Former Financial Conduct Authority (FCA) technical specialist Rory Percival said file reviews were not enough to safeguard firms against backlash from DB transfers.

The comments came as he launched a guide on defined benefit (DB) transfers, where he addresses this issue, alongside suitability and new regulations coming into force in October.

Mr Percival told FTAdviser a lot of financial adviser firms worked on the basis that they did checks on all their files but he warned "in isolation, this is unlikely to be an adequate control for this high-risk business".

The flame obviously wasn't worth the candle for Mattioli Woods, which withdrew from the DB transfer advice market completely this week because transfer values had been declining and due to regulatory concerns.

2) Making allowance for HMRC

Tax can be complicated, so it's understandable to be a bit confused every now and then.

But confusion about tax isn't something we would often expect from HM Revenue & Customs, which this week revealed it does not have the data on how much tax is collected through the money purchase annual allowance.

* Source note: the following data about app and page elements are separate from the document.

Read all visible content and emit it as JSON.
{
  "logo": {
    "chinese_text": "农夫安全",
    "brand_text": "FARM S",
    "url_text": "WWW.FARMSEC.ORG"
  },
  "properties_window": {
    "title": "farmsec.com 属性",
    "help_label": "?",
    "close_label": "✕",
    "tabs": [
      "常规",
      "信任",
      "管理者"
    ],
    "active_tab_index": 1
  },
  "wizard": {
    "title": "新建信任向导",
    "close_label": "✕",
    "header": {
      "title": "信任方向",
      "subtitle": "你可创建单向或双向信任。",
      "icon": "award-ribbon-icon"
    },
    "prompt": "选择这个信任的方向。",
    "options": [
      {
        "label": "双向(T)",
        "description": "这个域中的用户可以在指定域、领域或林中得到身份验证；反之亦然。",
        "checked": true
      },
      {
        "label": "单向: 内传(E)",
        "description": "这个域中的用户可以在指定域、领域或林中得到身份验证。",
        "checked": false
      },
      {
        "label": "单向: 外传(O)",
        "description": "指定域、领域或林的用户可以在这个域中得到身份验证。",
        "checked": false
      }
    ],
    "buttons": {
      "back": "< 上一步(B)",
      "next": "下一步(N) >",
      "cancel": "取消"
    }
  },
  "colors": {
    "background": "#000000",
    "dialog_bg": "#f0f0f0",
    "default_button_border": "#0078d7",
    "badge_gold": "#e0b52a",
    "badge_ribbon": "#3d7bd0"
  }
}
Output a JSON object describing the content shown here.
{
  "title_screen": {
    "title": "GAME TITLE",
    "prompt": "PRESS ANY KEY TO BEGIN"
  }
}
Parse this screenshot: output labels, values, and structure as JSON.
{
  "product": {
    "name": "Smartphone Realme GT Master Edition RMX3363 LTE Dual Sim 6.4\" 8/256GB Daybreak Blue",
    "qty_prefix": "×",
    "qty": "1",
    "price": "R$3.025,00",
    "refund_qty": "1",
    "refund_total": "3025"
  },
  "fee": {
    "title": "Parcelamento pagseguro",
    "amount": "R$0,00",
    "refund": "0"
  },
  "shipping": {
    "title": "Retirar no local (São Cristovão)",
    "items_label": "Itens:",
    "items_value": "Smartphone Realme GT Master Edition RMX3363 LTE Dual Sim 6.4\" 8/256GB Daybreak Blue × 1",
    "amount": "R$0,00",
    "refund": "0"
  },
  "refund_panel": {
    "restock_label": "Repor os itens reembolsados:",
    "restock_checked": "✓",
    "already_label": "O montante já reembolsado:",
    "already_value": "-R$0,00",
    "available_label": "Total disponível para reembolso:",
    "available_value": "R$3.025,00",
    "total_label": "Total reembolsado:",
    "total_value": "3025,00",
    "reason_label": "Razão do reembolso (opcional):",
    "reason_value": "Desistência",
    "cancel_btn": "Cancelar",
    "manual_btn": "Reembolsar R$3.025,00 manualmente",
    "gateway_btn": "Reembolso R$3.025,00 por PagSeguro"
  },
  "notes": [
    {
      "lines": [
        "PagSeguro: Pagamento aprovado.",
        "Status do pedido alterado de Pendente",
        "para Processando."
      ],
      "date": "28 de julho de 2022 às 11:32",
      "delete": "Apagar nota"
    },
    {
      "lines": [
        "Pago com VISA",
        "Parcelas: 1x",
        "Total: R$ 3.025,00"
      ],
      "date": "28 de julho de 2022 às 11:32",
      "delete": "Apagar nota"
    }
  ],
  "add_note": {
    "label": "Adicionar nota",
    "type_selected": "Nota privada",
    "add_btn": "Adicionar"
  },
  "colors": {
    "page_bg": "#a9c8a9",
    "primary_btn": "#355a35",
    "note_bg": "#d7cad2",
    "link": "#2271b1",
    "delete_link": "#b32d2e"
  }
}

This has meant the government has not been able to evaluate the effectiveness of its cuts to this allowance.

In response to a Freedom of Information request from Canada Life, HM Revenue & Customs (HMRC) revealed it does not hold information on the number of individuals who paid a tax charge as a result of breaching the MPAA, or the total value of tax collected through the MPAA charge each year.

The MPAA, introduced in 2015 to coincide with pension freedoms, is the amount a person who has already begun drawing on their pension can pay back into their retirement pot in a given year without incurring a tax charge.

3) Turning point for Woodford?

Neil Woodford has said the "stress" in emerging markets is proving his view of the world economy right.

Mr Woodford has been much more positive on the outlook for the UK economy than his peers, which has hit the performance of his Woodford Equity Income fund.

According to data from FEAnalytics, Woodford Equity Income has returned 1.4 per cent over the past three years, compared with the 31.5 per cent returned by the IA UK All Companies sector.

But Mr Woodford said the volatility seen in emerging markets recently was feeding into asset prices, which he expected to continue.

The fund manager said he had positioned the funds he manages for a steep slowdown in global growth, with the UK to be a "shining light".